··· Dataset extract ···

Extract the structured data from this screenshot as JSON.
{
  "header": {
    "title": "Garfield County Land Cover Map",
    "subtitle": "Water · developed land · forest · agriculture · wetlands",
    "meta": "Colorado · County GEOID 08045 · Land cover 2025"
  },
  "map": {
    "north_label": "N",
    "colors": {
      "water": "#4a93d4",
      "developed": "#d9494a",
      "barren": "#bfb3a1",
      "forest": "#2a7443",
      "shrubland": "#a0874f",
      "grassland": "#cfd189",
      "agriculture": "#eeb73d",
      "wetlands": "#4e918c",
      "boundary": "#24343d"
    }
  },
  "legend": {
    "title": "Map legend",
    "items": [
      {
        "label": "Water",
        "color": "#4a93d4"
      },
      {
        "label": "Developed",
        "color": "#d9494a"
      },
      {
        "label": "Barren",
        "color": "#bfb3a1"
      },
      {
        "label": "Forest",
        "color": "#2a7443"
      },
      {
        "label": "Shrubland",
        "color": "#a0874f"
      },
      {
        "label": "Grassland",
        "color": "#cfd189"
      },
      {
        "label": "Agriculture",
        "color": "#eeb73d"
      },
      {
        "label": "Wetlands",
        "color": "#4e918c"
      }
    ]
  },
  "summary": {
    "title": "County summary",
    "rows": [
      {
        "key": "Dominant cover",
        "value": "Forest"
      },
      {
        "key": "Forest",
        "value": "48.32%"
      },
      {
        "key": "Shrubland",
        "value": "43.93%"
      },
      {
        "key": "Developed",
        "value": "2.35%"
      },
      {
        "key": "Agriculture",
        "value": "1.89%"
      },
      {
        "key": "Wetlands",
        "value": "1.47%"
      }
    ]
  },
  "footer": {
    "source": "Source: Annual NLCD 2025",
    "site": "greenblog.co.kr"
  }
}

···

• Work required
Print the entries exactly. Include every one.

• Output of the exercise
Extract the structured data from this screenshot as JSON.
{
  "header": {
    "title": "Garfield County Land Cover Map",
    "subtitle": "Water · developed land · forest · agriculture · wetlands",
    "meta": "Colorado · County GEOID 08045 · Land cover 2025"
  },
  "map": {
    "north_label": "N",
    "colors": {
      "water": "#4a93d4",
      "developed": "#d9494a",
      "barren": "#bfb3a1",
      "forest": "#2a7443",
      "shrubland": "#a0874f",
      "grassland": "#cfd189",
      "agriculture": "#eeb73d",
      "wetlands": "#4e918c",
      "boundary": "#24343d"
    }
  },
  "legend": {
    "title": "Map legend",
    "items": [
      {
        "label": "Water",
        "color": "#4a93d4"
      },
      {
        "label": "Developed",
        "color": "#d9494a"
      },
      {
        "label": "Barren",
        "color": "#bfb3a1"
      },
      {
        "label": "Forest",
        "color": "#2a7443"
      },
      {
        "label": "Shrubland",
        "color": "#a0874f"
      },
      {
        "label": "Grassland",
        "color": "#cfd189"
      },
      {
        "label": "Agriculture",
        "color": "#eeb73d"
      },
      {
        "label": "Wetlands",
        "color": "#4e918c"
      }
    ]
  },
  "summary": {
    "title": "County summary",
    "rows": [
      {
        "key": "Dominant cover",
        "value": "Forest"
      },
      {
        "key": "Forest",
        "value": "48.32%"
      },
      {
        "key": "Shrubland",
        "value": "43.93%"
      },
      {
        "key": "Developed",
        "value": "2.35%"
      },
      {
        "key": "Agriculture",
        "value": "1.89%"
      },
      {
        "key": "Wetlands",
        "value": "1.47%"
      }
    ]
  },
  "footer": {
    "source": "Source: Annual NLCD 2025",
    "site": "greenblog.co.kr"
  }
}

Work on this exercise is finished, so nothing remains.